“People become emboldened to make fun of celebrities because they feel so far removed from their life and they almost see them as not human; a fictional character,” Hobson previously explained. “But… if people see celebrities being ridiculed and demonized in the media, why would anyone else feel that it was safe to be open and seek help?”
As soon as we begin to objectify real people, “we completely remove the individual’s personality, their true selves,” Carla Manly, a clinical psychologist and author of “Joy from Fear,” previously told USA TODAY. “We don’t know what their fears are, what their hopes are, what their dreams are, what their sadness is. We just see whatever we want.”
That could all be starting to change, experts believe.
“A deeper understanding of mental health challenges has grown over the past few years,” Rockwell says. “When someone is suffering from emotional pain, compassion is the obvious response, whether the person is someone we know, or a famous celebrity.”
When it comes to public figures and mental health, Manly explained it is often difficult for those constantly in the spotlight to seek help.
“People think: ‘Oh, you’re a star or you have money. Therefore, you should be happy. You have all of the money in the world. How could you possibly have problems? … If you’re depressed, go see a therapist or check yourself into rehab if you need to.'”
Ultimately, experts say, the language people use to talk about celebrities’ issues matters, because it sends messages to others about how their own similar experiences could be received.
“In our culture, famous people represent the most successful and celebrated among us,” Rockwell says. “The way we treat them is how we end up treating others in our own lives. If we learn to have compassion for celebrity mental health challenges, rather than mocking or ridiculing them, then perhaps we will have more empathy for others who suffer, as well.”
More on celebrity mental health
Hollywood has a sordid history with portrayals of mental illness.It’s trying to do better.
We didn’t have the empathy to talk about Elvis’ health problems then. What about now?
Stephen ‘tWitch’ Boss’ death and Black men’s mental health during the holidays
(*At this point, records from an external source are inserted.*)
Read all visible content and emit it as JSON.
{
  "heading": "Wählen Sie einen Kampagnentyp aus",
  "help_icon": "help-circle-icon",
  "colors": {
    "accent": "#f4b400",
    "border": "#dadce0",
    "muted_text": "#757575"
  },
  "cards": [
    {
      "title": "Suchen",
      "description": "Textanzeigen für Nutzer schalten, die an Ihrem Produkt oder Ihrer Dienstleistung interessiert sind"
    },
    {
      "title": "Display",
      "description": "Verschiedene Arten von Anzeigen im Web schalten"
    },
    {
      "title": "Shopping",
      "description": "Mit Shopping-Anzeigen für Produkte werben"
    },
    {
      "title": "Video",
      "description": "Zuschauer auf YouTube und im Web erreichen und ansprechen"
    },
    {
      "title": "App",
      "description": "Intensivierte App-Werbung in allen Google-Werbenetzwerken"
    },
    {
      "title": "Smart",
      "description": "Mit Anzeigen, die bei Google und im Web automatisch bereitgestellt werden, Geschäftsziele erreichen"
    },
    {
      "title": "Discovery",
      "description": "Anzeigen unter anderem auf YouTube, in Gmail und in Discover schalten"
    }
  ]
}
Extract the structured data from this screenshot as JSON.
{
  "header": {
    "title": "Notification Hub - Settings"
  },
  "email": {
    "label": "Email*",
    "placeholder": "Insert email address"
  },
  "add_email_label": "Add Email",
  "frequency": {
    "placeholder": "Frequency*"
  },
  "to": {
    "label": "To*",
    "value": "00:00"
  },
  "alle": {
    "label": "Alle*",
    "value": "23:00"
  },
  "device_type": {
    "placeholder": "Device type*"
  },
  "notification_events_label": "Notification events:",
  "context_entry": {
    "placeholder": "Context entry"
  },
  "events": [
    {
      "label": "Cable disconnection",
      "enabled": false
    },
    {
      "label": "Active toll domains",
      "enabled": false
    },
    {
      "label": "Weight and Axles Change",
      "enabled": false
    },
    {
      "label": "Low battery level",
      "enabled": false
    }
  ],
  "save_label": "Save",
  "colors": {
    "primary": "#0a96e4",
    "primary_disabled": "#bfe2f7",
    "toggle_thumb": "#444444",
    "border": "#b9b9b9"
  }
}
More:An emotional Selena Gomez explains why mental health is ‘personal’ at White House, MTV event
And:Britney Spears and the empowerment of taking back your narrative
Contributing: Jenna Ryu